Peggy In My Dreams

Evelina Groll

11 minutes

Born and raised in Calgary, AB, Evelina is an interdisciplinary artist creating with video, photo, textiles, and poetry. Her work pays homage to connection with the land, community, and our own bodies. Peggy In My Dreams is an intimate portrait of a young woman’s journey with death, spirit, and love. Grounded in the belief that death is simply a transformation of energy, this film addresses the internal conflict between one’s beliefs and emotions. The film centres around Berenice, who is living far away from her ailing mother. Seeking solace she turns to the memory of a ghost that she met years before.

Going Through the Motions

Malcolm Sondrup

9 minutes

Going Through the Motions is a short film about how easy it is to get lost in the commotion of life. The beauty of living is that it is non-stop, some may try to slow down, while others simply try to ride the waves. This is the story of a boy who encloses himself from the stimulations of the outside world. After being trapped in an internal world of isolation and dissociation, Theo loses his method of escape and is forced to take in the world around him.

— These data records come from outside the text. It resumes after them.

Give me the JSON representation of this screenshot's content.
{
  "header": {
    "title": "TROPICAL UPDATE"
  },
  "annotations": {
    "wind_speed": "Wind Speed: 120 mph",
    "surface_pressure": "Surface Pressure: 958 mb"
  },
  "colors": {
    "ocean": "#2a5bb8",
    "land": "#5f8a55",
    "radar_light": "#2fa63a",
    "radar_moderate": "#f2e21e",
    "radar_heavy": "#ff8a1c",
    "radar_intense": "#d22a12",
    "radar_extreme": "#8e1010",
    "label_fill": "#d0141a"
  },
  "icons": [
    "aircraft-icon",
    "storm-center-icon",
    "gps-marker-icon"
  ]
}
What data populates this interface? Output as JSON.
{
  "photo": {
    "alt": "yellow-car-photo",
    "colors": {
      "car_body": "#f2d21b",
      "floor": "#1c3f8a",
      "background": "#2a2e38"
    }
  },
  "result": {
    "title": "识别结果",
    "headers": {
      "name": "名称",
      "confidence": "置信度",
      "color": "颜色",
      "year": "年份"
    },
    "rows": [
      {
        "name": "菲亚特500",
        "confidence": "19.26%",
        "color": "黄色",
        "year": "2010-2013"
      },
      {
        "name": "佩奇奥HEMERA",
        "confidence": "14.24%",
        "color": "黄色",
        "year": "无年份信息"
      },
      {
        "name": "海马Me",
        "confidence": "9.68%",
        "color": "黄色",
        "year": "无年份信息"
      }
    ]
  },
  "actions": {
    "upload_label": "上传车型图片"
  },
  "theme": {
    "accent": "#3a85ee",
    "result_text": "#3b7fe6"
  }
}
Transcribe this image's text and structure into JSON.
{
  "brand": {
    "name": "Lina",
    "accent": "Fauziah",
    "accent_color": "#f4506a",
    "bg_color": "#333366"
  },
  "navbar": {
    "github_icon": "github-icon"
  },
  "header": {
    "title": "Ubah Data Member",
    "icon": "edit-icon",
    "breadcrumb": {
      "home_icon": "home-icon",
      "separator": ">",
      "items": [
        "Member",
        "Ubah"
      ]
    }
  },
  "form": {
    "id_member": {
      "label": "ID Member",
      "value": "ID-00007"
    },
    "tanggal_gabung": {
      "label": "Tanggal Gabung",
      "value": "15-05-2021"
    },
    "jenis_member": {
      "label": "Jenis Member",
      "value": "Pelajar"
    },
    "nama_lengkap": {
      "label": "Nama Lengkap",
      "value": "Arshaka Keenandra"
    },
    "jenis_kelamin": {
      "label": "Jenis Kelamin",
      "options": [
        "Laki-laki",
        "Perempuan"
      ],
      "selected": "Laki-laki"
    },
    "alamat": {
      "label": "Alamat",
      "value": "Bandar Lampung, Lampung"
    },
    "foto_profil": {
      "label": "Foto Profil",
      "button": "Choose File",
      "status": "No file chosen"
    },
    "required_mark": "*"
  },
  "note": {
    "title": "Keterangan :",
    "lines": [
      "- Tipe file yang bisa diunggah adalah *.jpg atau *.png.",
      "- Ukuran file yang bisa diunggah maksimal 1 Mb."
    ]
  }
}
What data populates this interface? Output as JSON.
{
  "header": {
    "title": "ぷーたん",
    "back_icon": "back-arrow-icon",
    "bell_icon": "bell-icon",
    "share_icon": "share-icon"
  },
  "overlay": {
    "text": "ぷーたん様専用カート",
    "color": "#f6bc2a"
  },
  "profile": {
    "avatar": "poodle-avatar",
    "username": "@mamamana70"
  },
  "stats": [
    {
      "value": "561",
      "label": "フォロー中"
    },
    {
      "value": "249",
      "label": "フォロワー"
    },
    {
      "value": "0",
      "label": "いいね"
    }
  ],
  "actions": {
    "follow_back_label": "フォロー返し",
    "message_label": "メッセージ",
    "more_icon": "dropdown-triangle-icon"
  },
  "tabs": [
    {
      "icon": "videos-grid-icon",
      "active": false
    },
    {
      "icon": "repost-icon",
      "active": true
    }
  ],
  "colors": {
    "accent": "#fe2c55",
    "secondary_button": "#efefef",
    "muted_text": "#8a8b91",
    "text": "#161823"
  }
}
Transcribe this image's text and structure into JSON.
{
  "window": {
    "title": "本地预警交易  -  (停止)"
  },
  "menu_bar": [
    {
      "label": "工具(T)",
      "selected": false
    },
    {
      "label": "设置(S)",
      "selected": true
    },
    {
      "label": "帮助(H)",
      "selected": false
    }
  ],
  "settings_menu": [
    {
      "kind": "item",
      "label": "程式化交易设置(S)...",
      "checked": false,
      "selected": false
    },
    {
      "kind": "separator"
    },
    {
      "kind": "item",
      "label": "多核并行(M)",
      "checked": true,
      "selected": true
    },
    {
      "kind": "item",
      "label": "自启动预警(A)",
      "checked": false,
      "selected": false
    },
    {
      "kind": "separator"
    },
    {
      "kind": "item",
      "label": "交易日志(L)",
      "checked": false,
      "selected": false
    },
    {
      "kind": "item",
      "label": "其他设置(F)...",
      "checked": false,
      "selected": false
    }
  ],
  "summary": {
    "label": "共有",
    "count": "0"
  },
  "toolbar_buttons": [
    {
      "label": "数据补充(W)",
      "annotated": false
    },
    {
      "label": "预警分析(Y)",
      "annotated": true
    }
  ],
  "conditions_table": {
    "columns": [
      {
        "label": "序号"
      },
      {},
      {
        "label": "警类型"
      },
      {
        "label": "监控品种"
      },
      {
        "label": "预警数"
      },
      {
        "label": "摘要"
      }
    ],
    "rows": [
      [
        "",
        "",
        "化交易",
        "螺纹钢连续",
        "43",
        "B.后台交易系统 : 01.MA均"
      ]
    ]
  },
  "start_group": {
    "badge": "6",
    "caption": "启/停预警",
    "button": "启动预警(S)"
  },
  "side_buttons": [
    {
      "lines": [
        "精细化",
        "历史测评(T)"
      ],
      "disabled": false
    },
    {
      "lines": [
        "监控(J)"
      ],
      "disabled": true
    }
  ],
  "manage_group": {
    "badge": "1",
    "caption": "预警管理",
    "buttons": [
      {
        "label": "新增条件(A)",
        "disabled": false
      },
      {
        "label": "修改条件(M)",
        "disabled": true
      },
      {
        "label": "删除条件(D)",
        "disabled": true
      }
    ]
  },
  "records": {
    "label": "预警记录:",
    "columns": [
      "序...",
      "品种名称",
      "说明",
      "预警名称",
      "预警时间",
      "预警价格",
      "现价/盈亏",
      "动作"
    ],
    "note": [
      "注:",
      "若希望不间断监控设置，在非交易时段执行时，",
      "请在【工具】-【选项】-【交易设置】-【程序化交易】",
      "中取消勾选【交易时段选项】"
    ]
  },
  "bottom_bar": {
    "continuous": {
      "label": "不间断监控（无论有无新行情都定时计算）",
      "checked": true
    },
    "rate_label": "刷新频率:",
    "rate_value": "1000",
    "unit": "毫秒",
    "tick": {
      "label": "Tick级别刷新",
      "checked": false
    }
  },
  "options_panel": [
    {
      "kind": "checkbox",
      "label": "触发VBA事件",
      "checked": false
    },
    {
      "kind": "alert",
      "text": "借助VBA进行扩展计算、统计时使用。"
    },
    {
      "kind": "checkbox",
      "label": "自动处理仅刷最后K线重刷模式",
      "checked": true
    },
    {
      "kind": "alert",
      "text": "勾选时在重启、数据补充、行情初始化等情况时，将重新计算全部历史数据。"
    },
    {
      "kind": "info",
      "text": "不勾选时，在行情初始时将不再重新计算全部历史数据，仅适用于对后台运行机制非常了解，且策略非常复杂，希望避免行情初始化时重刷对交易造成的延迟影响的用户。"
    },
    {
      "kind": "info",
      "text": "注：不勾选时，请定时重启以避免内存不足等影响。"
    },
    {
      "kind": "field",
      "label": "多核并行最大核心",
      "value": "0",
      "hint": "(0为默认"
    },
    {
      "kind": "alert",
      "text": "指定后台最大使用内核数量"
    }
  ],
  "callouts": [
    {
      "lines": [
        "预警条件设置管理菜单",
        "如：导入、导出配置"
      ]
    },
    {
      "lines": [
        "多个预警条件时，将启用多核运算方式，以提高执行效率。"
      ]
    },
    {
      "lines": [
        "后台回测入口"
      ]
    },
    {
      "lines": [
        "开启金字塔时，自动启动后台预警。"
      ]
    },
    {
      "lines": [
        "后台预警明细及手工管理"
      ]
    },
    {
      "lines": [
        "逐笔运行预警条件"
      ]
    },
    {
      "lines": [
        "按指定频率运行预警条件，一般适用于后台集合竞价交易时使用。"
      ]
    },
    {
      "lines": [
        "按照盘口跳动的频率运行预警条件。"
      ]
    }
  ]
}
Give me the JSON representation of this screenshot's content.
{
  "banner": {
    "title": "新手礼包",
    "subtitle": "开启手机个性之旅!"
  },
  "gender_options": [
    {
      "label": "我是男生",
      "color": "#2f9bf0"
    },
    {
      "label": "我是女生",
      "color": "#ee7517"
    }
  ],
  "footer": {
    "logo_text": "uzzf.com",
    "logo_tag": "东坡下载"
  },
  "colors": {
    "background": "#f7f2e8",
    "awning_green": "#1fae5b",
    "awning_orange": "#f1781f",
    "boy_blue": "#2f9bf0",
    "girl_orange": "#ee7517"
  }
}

Dear One

Lauren “Lorn” Toporowski

Onion skin paper, wood, gleaned objects, archival material

A true correspondence concerning the immigration of one German Jewish child named Peter Offenbacher. In 1937, as Hitler's Nazi regime tightened its grip on Germany, lawyer Harry Friedman sought to bring the young boy to safety in Canada. Despite facing consistent rejections due to discriminatory policies enforced by high-ranking anti-Semitic officials, Friedman never acquiesced. Through his relentless efforts, Friedman secured an Order-in-Council from the Federal Cabinet, allowing 22 individuals, including eight Jews, to immigrate. Peter was the sole Jewish child permitted to immigrate during this war period.

The Archival material used in this installation was sourced from the Owen family fonds that are held by the Jewish Archives and Historical Society of Edmonton and Northern Alberta.

Momma, momma

Angie Yu

Audiovisual soft sculpture

5 minute video, upcycled fabrics

Momma, momma severs the tethered body from the intricately woven sinews, organs and veins that bind a person together. Suspended crochet spools of pre-loved fabrics revive yarns that hold traces of subconscious identity and story through multiple generations. Deconstructed digital video is re-stitched by pixel and torn sound waves entangle. Cycles of entropy emerge in the form of umbilical cords and human remains.

April 26, 2024